- [Directions for this task]: Could you copy every entry exactly, dropping the pictures?
- - -
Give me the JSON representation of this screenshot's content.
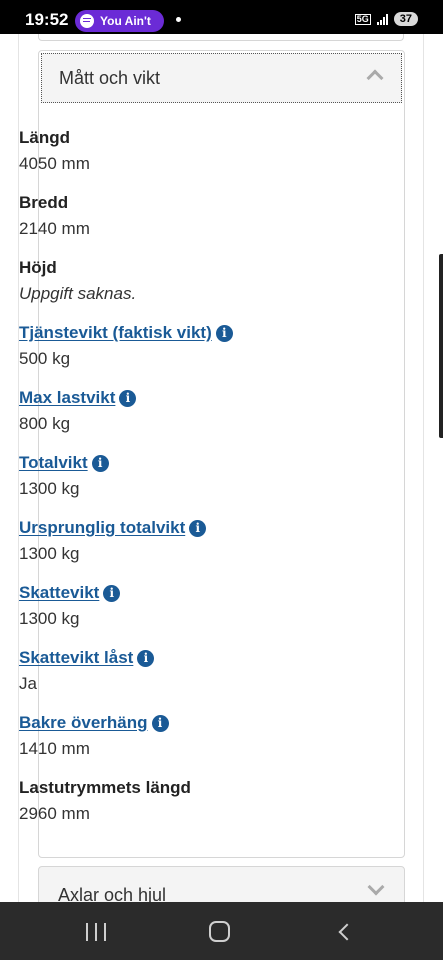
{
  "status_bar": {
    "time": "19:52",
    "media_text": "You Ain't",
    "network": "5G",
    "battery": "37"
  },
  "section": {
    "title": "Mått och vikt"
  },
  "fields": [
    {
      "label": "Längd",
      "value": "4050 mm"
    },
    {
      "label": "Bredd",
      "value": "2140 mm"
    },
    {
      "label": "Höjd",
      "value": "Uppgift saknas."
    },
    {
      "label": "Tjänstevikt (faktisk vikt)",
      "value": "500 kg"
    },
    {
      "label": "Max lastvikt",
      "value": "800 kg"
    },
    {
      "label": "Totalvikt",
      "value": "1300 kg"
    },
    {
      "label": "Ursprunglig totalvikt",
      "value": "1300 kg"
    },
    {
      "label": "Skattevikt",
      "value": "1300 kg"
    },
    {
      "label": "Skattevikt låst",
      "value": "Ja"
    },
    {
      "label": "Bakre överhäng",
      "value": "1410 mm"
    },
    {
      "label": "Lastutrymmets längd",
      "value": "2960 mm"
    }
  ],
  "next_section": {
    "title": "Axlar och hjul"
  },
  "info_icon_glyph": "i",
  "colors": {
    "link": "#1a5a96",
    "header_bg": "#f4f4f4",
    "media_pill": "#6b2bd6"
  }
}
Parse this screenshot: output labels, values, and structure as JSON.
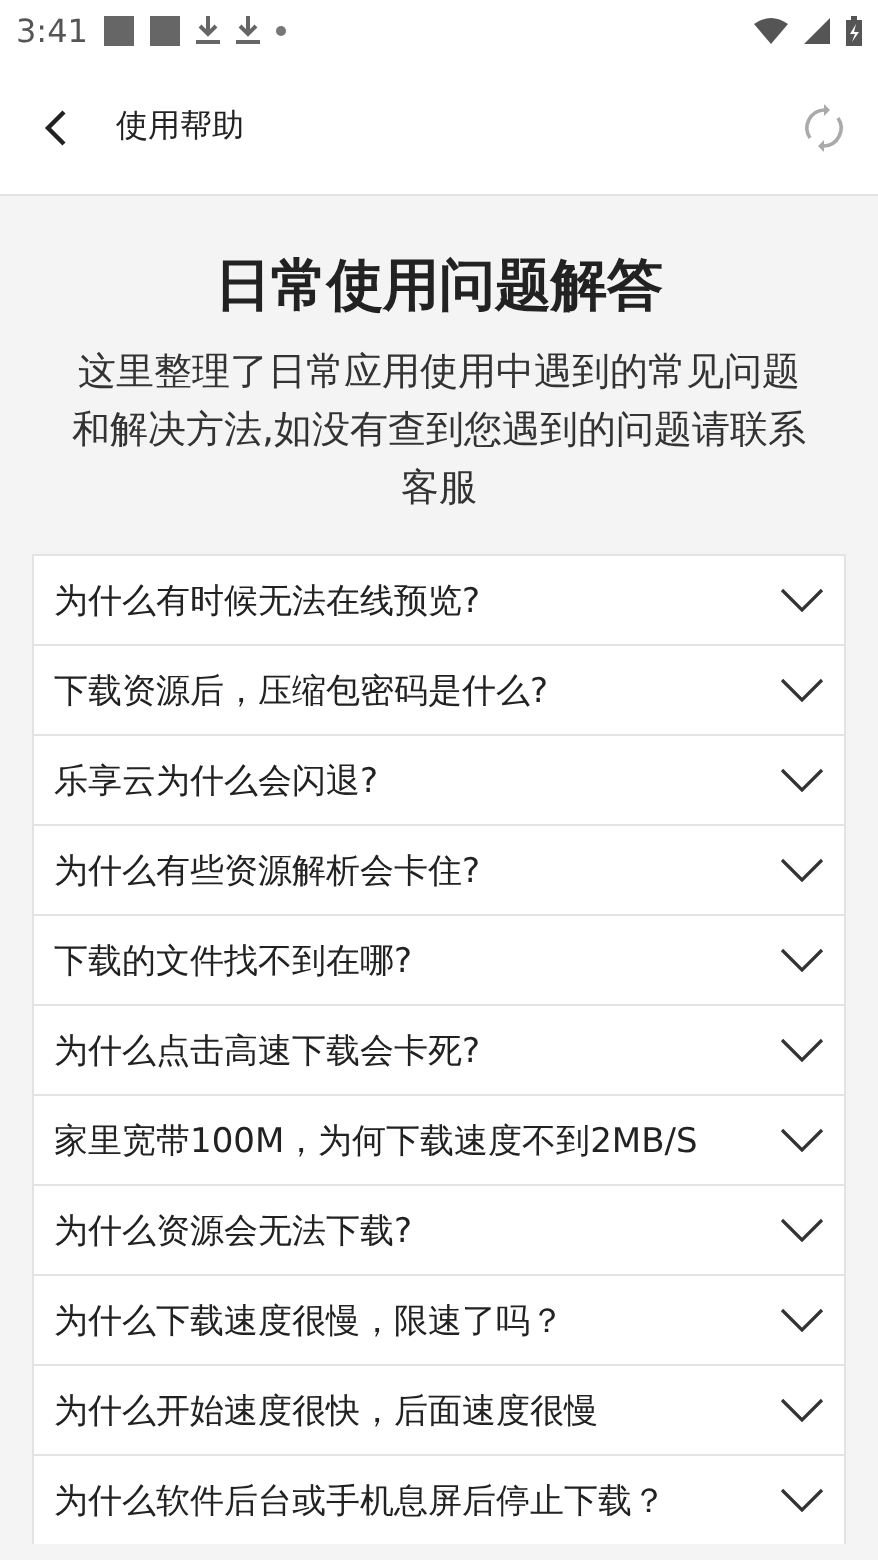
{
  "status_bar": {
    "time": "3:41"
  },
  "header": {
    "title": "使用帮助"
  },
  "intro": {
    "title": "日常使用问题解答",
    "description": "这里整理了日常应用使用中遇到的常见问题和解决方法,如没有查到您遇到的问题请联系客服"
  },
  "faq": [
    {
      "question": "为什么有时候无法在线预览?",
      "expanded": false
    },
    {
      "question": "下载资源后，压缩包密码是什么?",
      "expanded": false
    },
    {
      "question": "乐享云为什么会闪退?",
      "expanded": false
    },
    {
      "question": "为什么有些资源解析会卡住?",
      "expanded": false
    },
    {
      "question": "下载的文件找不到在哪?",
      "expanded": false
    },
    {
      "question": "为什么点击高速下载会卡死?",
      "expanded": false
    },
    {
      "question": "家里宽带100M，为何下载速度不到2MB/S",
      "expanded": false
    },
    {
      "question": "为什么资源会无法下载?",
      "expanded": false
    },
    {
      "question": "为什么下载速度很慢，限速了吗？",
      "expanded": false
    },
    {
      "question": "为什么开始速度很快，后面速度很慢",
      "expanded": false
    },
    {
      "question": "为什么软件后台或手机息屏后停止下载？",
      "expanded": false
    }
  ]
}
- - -
- [Worked solution]:
Give me the JSON representation of this screenshot's content.
{
  "status_bar": {
    "time": "19:52",
    "media_text": "You Ain't",
    "network": "5G",
    "battery": "37"
  },
  "section": {
    "title": "Mått och vikt"
  },
  "fields": [
    {
      "label": "Längd",
      "value": "4050 mm"
    },
    {
      "label": "Bredd",
      "value": "2140 mm"
    },
    {
      "label": "Höjd",
      "value": "Uppgift saknas."
    },
    {
      "label": "Tjänstevikt (faktisk vikt)",
      "value": "500 kg"
    },
    {
      "label": "Max lastvikt",
      "value": "800 kg"
    },
    {
      "label": "Totalvikt",
      "value": "1300 kg"
    },
    {
      "label": "Ursprunglig totalvikt",
      "value": "1300 kg"
    },
    {
      "label": "Skattevikt",
      "value": "1300 kg"
    },
    {
      "label": "Skattevikt låst",
      "value": "Ja"
    },
    {
      "label": "Bakre överhäng",
      "value": "1410 mm"
    },
    {
      "label": "Lastutrymmets längd",
      "value": "2960 mm"
    }
  ],
  "next_section": {
    "title": "Axlar och hjul"
  },
  "info_icon_glyph": "i",
  "colors": {
    "link": "#1a5a96",
    "header_bg": "#f4f4f4",
    "media_pill": "#6b2bd6"
  }
}
Parse this screenshot: output labels, values, and structure as JSON.
{
  "status_bar": {
    "time": "3:41"
  },
  "header": {
    "title": "使用帮助"
  },
  "intro": {
    "title": "日常使用问题解答",
    "description": "这里整理了日常应用使用中遇到的常见问题和解决方法,如没有查到您遇到的问题请联系客服"
  },
  "faq": [
    {
      "question": "为什么有时候无法在线预览?",
      "expanded": false
    },
    {
      "question": "下载资源后，压缩包密码是什么?",
      "expanded": false
    },
    {
      "question": "乐享云为什么会闪退?",
      "expanded": false
    },
    {
      "question": "为什么有些资源解析会卡住?",
      "expanded": false
    },
    {
      "question": "下载的文件找不到在哪?",
      "expanded": false
    },
    {
      "question": "为什么点击高速下载会卡死?",
      "expanded": false
    },
    {
      "question": "家里宽带100M，为何下载速度不到2MB/S",
      "expanded": false
    },
    {
      "question": "为什么资源会无法下载?",
      "expanded": false
    },
    {
      "question": "为什么下载速度很慢，限速了吗？",
      "expanded": false
    },
    {
      "question": "为什么开始速度很快，后面速度很慢",
      "expanded": false
    },
    {
      "question": "为什么软件后台或手机息屏后停止下载？",
      "expanded": false
    }
  ]
}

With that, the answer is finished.